(I took this image from TeleRead…)
“CFP: What Is the History of (Electronic) Books? Four decades after the launch of Michael Hart’s Project Gutenberg and three decades after the publication of Robert Darnton’s seminal essay, “What Is the History of Books?,” are we able to start telling the history of electronic books? If so, what are the ways by which authorship, publishing, reading, and scholarship have been influenced, shaped, or changed by electronic books? Do electronic books transmit texts in new ways? What relationships do electronic books create or threaten amongst authors, publishers, and readers? What does it mean to collect and curate electronic books?” The Papers of the Bibliographical Society of Canada
Bibliographic studies are beginning to see the screen book as a historical topic. That is where FotB has been as well. Our abstracts are either too feeble or too crazy, but it is fun to watch the post-digital surge.
Janice, book conservator at the Smithsonian, remarks that Jefferson’s paste-up production of his version of the Gospels clearly demonstrates his fine hand skills.
I would go a bit further with that projection. The surgical excisions, leaving delicate webs of the margins intact, also demonstrate Jefferson’s high regard for books. He uses his quill knife with such a careful, attentive deference.The very fact that these excised volumes survive is telling.
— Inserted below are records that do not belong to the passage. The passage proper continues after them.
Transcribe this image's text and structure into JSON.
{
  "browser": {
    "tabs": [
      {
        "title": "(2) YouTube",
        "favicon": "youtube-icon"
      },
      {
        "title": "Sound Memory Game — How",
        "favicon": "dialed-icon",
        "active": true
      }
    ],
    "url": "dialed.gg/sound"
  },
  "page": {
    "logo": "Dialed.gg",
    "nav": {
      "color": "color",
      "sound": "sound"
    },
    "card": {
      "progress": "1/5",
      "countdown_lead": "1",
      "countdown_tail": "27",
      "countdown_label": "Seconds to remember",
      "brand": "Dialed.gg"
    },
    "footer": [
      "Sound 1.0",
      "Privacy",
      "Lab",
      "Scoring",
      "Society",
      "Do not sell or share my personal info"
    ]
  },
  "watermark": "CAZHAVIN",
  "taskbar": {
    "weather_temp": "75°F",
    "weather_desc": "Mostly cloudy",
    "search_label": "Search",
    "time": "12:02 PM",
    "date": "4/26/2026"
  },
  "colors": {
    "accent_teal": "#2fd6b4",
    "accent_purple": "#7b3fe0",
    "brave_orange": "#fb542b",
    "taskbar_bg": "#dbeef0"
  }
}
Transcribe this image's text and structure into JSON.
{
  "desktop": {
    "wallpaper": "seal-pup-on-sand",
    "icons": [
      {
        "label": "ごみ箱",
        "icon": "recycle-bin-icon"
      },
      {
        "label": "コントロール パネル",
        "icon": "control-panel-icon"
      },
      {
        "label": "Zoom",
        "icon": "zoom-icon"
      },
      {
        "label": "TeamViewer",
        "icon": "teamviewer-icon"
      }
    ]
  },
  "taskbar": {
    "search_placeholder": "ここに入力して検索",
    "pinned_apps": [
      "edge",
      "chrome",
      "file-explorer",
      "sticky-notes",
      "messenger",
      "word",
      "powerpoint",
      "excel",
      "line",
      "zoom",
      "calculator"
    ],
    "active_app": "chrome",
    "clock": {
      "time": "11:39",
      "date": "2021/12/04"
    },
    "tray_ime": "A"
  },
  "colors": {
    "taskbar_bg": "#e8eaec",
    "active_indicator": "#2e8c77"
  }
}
Also evident, in my own projection from this artifact, is Jefferson’s stately understanding of the distinction between manuscript and print and his further understanding that he was producing a hybrid. For example, note the strict typographic line breaks and leading of the hand written title page.
Best of all, we can project in Jefferson’s hand made distillation of the Gospels his quiet pleasure at cutting away debris of dingy Church Councils and revisionist enclaves determined to improve on simple morals. He also left the miracles unused. This must have been both an enjoyable fantasy as well an escape from political and institutional ineptitudes surrounding him.
Yes, Jefferson took some deliberate care with making the Bible. Actually that is another point to be observed; the excised narrative is not just a string of fragments. This is actually a new, new testament and the surviving Bibles with the cut-outs serve as an old testament. Here’s the CSPAN-3 video link: Well worth the full viewing.
A larger group has met to advance investigation of the future of the book. Interest groups include the Digital Humanities program and University Archives. We propose three products. These products are a bibliographic portal, a program of research seminars focused on the future of the book and a live moderation of exchange and discussion as new disciplinary approaches emerge from the portal and class work. Stay tuned…